To find out more about this exemplary English Palladian house and its collections visit

It is almost time to leave the North Norfolk coast with its enormous skies, beautiful villages and coast and return to our own stunning county of Sussex. So it just remains to say “Wish you were here!”

By Rupert Toovey, a senior director of Toovey’s, the leading fine art auction house in West Sussex, based on the A24 at Washington. Originally published in the West Sussex Gazette.

A Postcard from Houghton Hall in Norfolk

Houghton Hall in Norfolk, home to Britain’s first Prime Minister, Sir Robert Walpole
Houghton Hall in Norfolk, home to Britain’s first Prime Minister, Sir Robert Walpole

This week I am writing to you from one of England’s most important country houses.

The English Country House is one of our nation’s greatest contributions to human civilization. Their assemblance of paintings and objects have a particular beauty born of the passions of their families. Nowhere is this more apparent than at Houghton Hall in Norfolk, the home of Britain’s first Prime Minister, Sir Robert Walpole, 1st Earl of Orford (1676-1745). The house captures the ambition of a man and a nation in the ascendancy.

Sir Robert Walpole was the most powerful statesman of his day. He was gifted with figures and an adept politician. Between 1722 and 1742 he was both First Lord of the Treasury and Chancellor of the Exchequer. A Whig politician, Walpole’s middle way attracted moderates from both the Whig and Tory camps. He strove for lower taxes, peace and growing exports.

His assured taste in art and architecture enabled him to build Houghton in just thirteen years and to form a remarkable collection of art and objects.
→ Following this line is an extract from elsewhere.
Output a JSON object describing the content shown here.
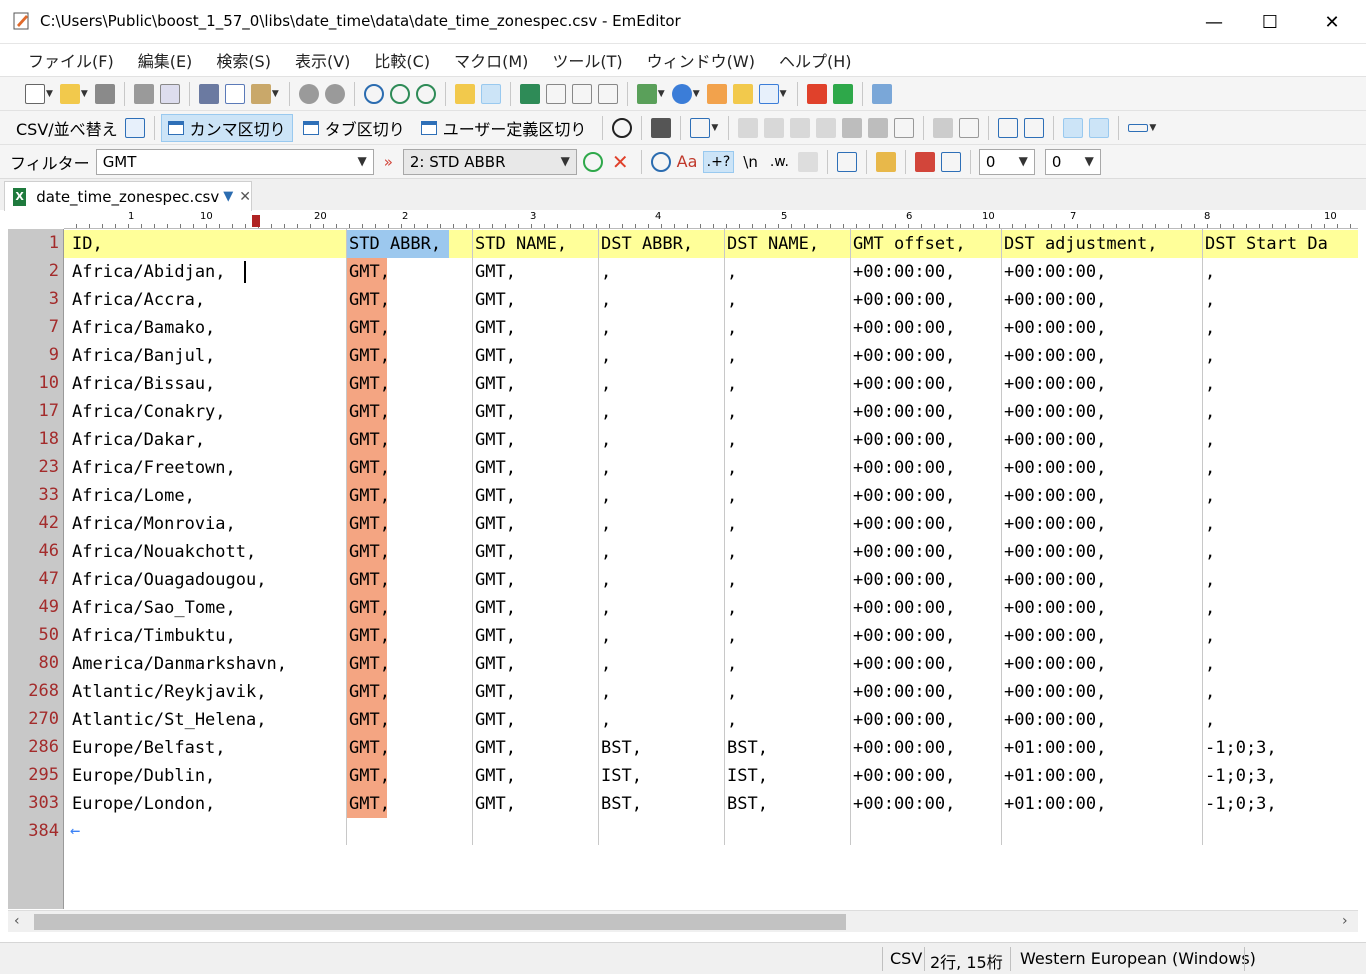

It was conceived not only as a power house for political entertaining but also as a family home.

Walpole sought to bring Palladianism to the English countryside.

Palladianism is based on the designs of the 16th-century Italian architect Andrea Palladio. Palladio was inspired by the buildings of ancient Rome. British designers drew on Palladio’s work to create a Classical British style. The most influential and earliest exponent was the English architect Inigo Jones who travelled throughout Italy between 1613 and 1614 with the ‘Collector’ Earl of Arundel annotating his copy of Palladio’s treatise.
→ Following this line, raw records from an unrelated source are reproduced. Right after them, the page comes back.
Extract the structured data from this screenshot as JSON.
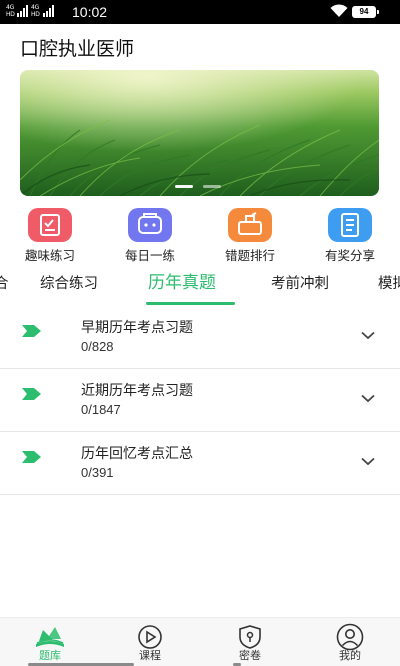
{
  "status_bar": {
    "network_1": [
      "4G",
      "HD"
    ],
    "network_2": [
      "4G",
      "HD"
    ],
    "time": "10:02",
    "battery": "94"
  },
  "page_title": "口腔执业医师",
  "quick_actions": [
    {
      "label": "趣味练习",
      "icon": "interest-practice-icon",
      "color": "#ef5b67"
    },
    {
      "label": "每日一练",
      "icon": "daily-practice-icon",
      "color": "#7277f0"
    },
    {
      "label": "错题排行",
      "icon": "wrong-ranking-icon",
      "color": "#f58a3c"
    },
    {
      "label": "有奖分享",
      "icon": "share-reward-icon",
      "color": "#3e9df0"
    }
  ],
  "tabs": [
    {
      "label": "合"
    },
    {
      "label": "综合练习"
    },
    {
      "label": "历年真题"
    },
    {
      "label": "考前冲刺"
    },
    {
      "label": "模拟"
    }
  ],
  "active_tab": "历年真题",
  "list": [
    {
      "title": "早期历年考点习题",
      "count": "0/828"
    },
    {
      "title": "近期历年考点习题",
      "count": "0/1847"
    },
    {
      "title": "历年回忆考点汇总",
      "count": "0/391"
    }
  ],
  "bottom_nav": [
    {
      "label": "题库",
      "icon": "question-bank-icon",
      "active": true
    },
    {
      "label": "课程",
      "icon": "course-play-icon",
      "active": false
    },
    {
      "label": "密卷",
      "icon": "secret-paper-lock-icon",
      "active": false
    },
    {
      "label": "我的",
      "icon": "profile-icon",
      "active": false
    }
  ],
  "colors": {
    "accent": "#2dbd6e",
    "text": "#222222",
    "divider": "#e6e6e6"
  }
}
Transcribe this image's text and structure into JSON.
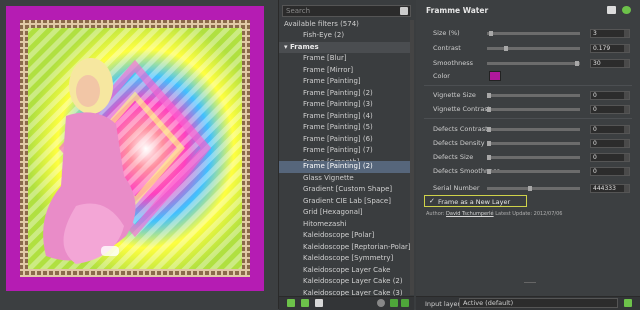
{
  "search": {
    "placeholder": "Search"
  },
  "filter_list": {
    "available": "Available filters (574)",
    "items": [
      {
        "label": "Fish-Eye (2)",
        "type": "item"
      },
      {
        "label": "Frames",
        "type": "category",
        "expander": "▾"
      },
      {
        "label": "Frame [Blur]",
        "type": "item"
      },
      {
        "label": "Frame [Mirror]",
        "type": "item"
      },
      {
        "label": "Frame [Painting]",
        "type": "item"
      },
      {
        "label": "Frame [Painting] (2)",
        "type": "item"
      },
      {
        "label": "Frame [Painting] (3)",
        "type": "item"
      },
      {
        "label": "Frame [Painting] (4)",
        "type": "item"
      },
      {
        "label": "Frame [Painting] (5)",
        "type": "item"
      },
      {
        "label": "Frame [Painting] (6)",
        "type": "item"
      },
      {
        "label": "Frame [Painting] (7)",
        "type": "item"
      },
      {
        "label": "Frame [Smooth]",
        "type": "item"
      },
      {
        "label": "Frame [Painting] (2)",
        "type": "selected"
      },
      {
        "label": "Glass Vignette",
        "type": "item"
      },
      {
        "label": "Gradient [Custom Shape]",
        "type": "item"
      },
      {
        "label": "Gradient CIE Lab [Space]",
        "type": "item"
      },
      {
        "label": "Grid [Hexagonal]",
        "type": "item"
      },
      {
        "label": "Hitomezashi",
        "type": "item"
      },
      {
        "label": "Kaleidoscope [Polar]",
        "type": "item"
      },
      {
        "label": "Kaleidoscope [Reptorian-Polar]",
        "type": "item"
      },
      {
        "label": "Kaleidoscope [Symmetry]",
        "type": "item"
      },
      {
        "label": "Kaleidoscope Layer Cake",
        "type": "item"
      },
      {
        "label": "Kaleidoscope Layer Cake (2)",
        "type": "item"
      },
      {
        "label": "Kaleidoscope Layer Cake (3)",
        "type": "item"
      }
    ]
  },
  "params": {
    "title": "Framme Water",
    "size": {
      "label": "Size (%)",
      "value": "3",
      "fraction": 0.03
    },
    "contrast": {
      "label": "Contrast",
      "value": "0.179",
      "fraction": 0.18
    },
    "smoothness": {
      "label": "Smoothness",
      "value": "30",
      "fraction": 0.97
    },
    "color": {
      "label": "Color",
      "hex": "#b0189c"
    },
    "vignette_size": {
      "label": "Vignette Size",
      "value": "0",
      "fraction": 0
    },
    "vignette_contrast": {
      "label": "Vignette Contrast",
      "value": "0",
      "fraction": 0
    },
    "defects_contrast": {
      "label": "Defects Contrast",
      "value": "0",
      "fraction": 0
    },
    "defects_density": {
      "label": "Defects Density",
      "value": "0",
      "fraction": 0
    },
    "defects_size": {
      "label": "Defects Size",
      "value": "0",
      "fraction": 0
    },
    "defects_smoothness": {
      "label": "Defects Smoothness",
      "value": "0",
      "fraction": 0
    },
    "serial": {
      "label": "Serial Number",
      "value": "444333",
      "fraction": 0.44
    },
    "frame_layer": {
      "check": "✓",
      "label": "Frame as a New Layer"
    },
    "author": {
      "prefix": "Author:",
      "name": "David Tschumperlé",
      "update": "Latest Update: 2012/07/06"
    }
  },
  "bottom": {
    "input_layers_label": "Input layers",
    "input_layers_value": "Active (default)"
  },
  "colors": {
    "accent_frame": "#b51cb3",
    "selection": "#56667b",
    "checkbox_border": "#cfd24a"
  }
}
Palladian exteriors, like at Houghton, were plain and based on strict rules of proportion. In contrast, the interiors were richly decorated. This style remained fashionable from around 1715 up until 1760.

The first design for Houghton was produced by the architect, James Gibb. The pure Palladian design was interrupted with the addition of the dramatic domes but the house is beautifully conceived. The interior designs, decoration and finishing of the principle floor was originally undertaken by William Kent in about 1725.
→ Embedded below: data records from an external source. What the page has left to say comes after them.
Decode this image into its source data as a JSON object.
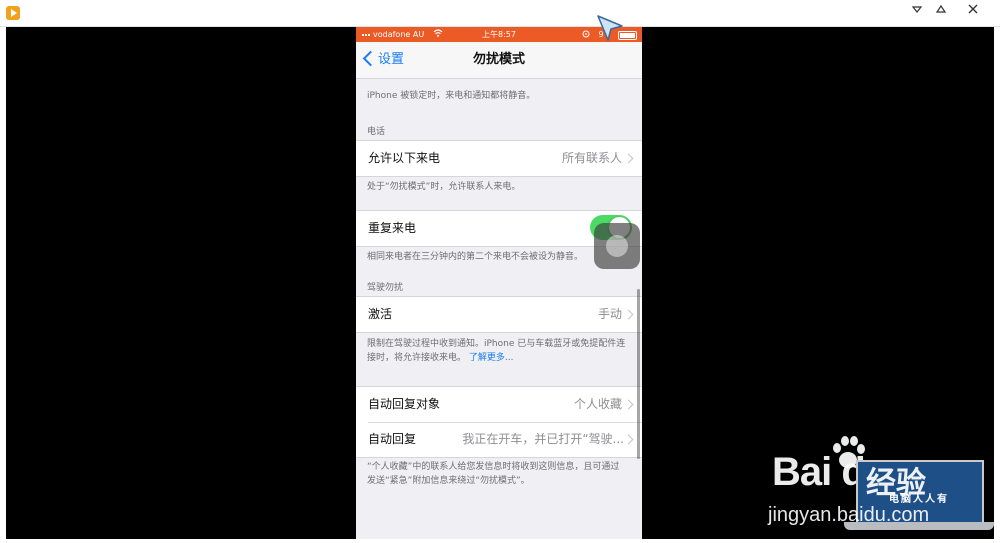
{
  "status_bar": {
    "carrier": "vodafone AU",
    "time": "上午8:57",
    "battery_text": "9"
  },
  "nav": {
    "back_label": "设置",
    "title": "勿扰模式"
  },
  "lock_footer": "iPhone 被锁定时，来电和通知都将静音。",
  "phone_section": {
    "header": "电话",
    "allow_calls_label": "允许以下来电",
    "allow_calls_value": "所有联系人",
    "footer": "处于“勿扰模式”时，允许联系人来电。"
  },
  "repeated_calls": {
    "label": "重复来电",
    "enabled": true,
    "footer": "相同来电者在三分钟内的第二个来电不会被设为静音。"
  },
  "driving_section": {
    "header": "驾驶勿扰",
    "activate_label": "激活",
    "activate_value": "手动",
    "footer": "限制在驾驶过程中收到通知。iPhone 已与车载蓝牙或免提配件连接时，将允许接收来电。",
    "learn_more": "了解更多..."
  },
  "auto_reply": {
    "to_label": "自动回复对象",
    "to_value": "个人收藏",
    "reply_label": "自动回复",
    "reply_value": "我正在开车，并已打开“驾驶...",
    "footer": "“个人收藏”中的联系人给您发信息时将收到这则信息，且可通过发送“紧急”附加信息来绕过“勿扰模式”。"
  },
  "watermark": {
    "brand": "Bai du",
    "product": "经验",
    "url": "jingyan.baidu.com",
    "badge": "电脑人人有"
  },
  "colors": {
    "status_bar": "#ec5b26",
    "accent": "#1a7cf5",
    "toggle_on": "#4cd964"
  },
  "icons": [
    "app-icon",
    "minimize-icon",
    "restore-icon",
    "close-icon",
    "chevron-left-icon",
    "chevron-right-icon",
    "wifi-icon",
    "alarm-icon",
    "battery-icon",
    "cursor-icon",
    "paw-icon"
  ]
}
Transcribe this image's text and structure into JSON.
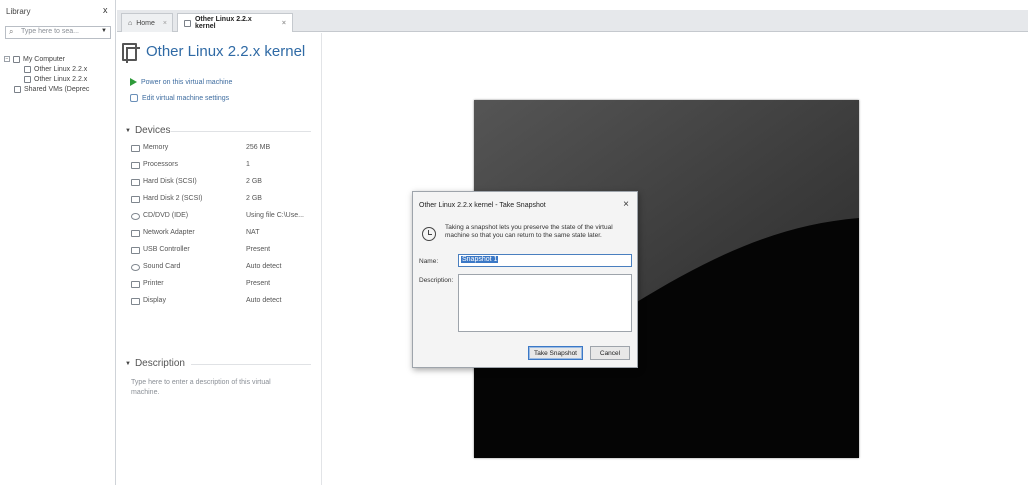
{
  "library": {
    "title": "Library",
    "close": "x",
    "search_placeholder": "Type here to sea...",
    "tree": [
      {
        "label": "My Computer"
      },
      {
        "label": "Other Linux 2.2.x"
      },
      {
        "label": "Other Linux 2.2.x"
      },
      {
        "label": "Shared VMs (Deprec"
      }
    ]
  },
  "tabs": [
    {
      "label": "Home"
    },
    {
      "label": "Other Linux 2.2.x kernel"
    }
  ],
  "vm": {
    "title": "Other Linux 2.2.x kernel",
    "actions": {
      "power_on": "Power on this virtual machine",
      "edit_settings": "Edit virtual machine settings"
    },
    "devices_header": "Devices",
    "devices": [
      {
        "name": "Memory",
        "value": "256 MB"
      },
      {
        "name": "Processors",
        "value": "1"
      },
      {
        "name": "Hard Disk (SCSI)",
        "value": "2 GB"
      },
      {
        "name": "Hard Disk 2 (SCSI)",
        "value": "2 GB"
      },
      {
        "name": "CD/DVD (IDE)",
        "value": "Using file C:\\Use..."
      },
      {
        "name": "Network Adapter",
        "value": "NAT"
      },
      {
        "name": "USB Controller",
        "value": "Present"
      },
      {
        "name": "Sound Card",
        "value": "Auto detect"
      },
      {
        "name": "Printer",
        "value": "Present"
      },
      {
        "name": "Display",
        "value": "Auto detect"
      }
    ],
    "description_header": "Description",
    "description_placeholder": "Type here to enter a description of this virtual machine."
  },
  "dialog": {
    "title": "Other Linux 2.2.x kernel - Take Snapshot",
    "close": "×",
    "info": "Taking a snapshot lets you preserve the state of the virtual machine so that you can return to the same state later.",
    "name_label": "Name:",
    "name_value": "Snapshot 1",
    "description_label": "Description:",
    "take_snapshot_button": "Take Snapshot",
    "cancel_button": "Cancel"
  },
  "colors": {
    "accent": "#2f6aa5",
    "link": "#3f6da0",
    "power": "#2e9a3a",
    "selection": "#3b78c6"
  }
}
Ambition outstripped wealth and Sir Robert Walpole’s debts led to much of his remarkable collection of art being sold in 1779 to Catherine the Great of Russia. Walpole’s collection is one of the major building blocks of today’s Hermitage Collection.

The Cabinet room at Houghton Hall
The Cabinet room at Houghton Hall

The Cabinet room was originally conceived to display fifty-one of his smaller paintings. After their sale the 3rd Earl introduced the fine blue-ground chinoiserie wallpaper we see today. The two English rococo wall mirrors and lacquer wall cabinets compliment this design. Here the classical gives way to decorative motifs drawn from nature and the influences of the Chinese reflecting the international qualities of our nation. The two classical green velvet chairs with their walnut and gilt-gesso frames are earlier from the time of William Kent. This medley of styles and periods brought together by successive generations of the family works with an evolving harmony. It is typical of English Country House taste.

Much of the furniture at Houghton is original to the house and its quality is testament to Sir Robert Walpole’s unerring eye and ambition.

To find out more about this jewel like house and its collections visit

Houghton has always been compared with neighbouring Holkham Hall so I will be sending my next postcard from Norfolk to you from there. It remains to say “Wish you were here!”

By Rupert Toovey, a senior director of Toovey’s, the leading fine art auction house in West Sussex, based on the A24 at Washington. Originally published in the West Sussex Gazette.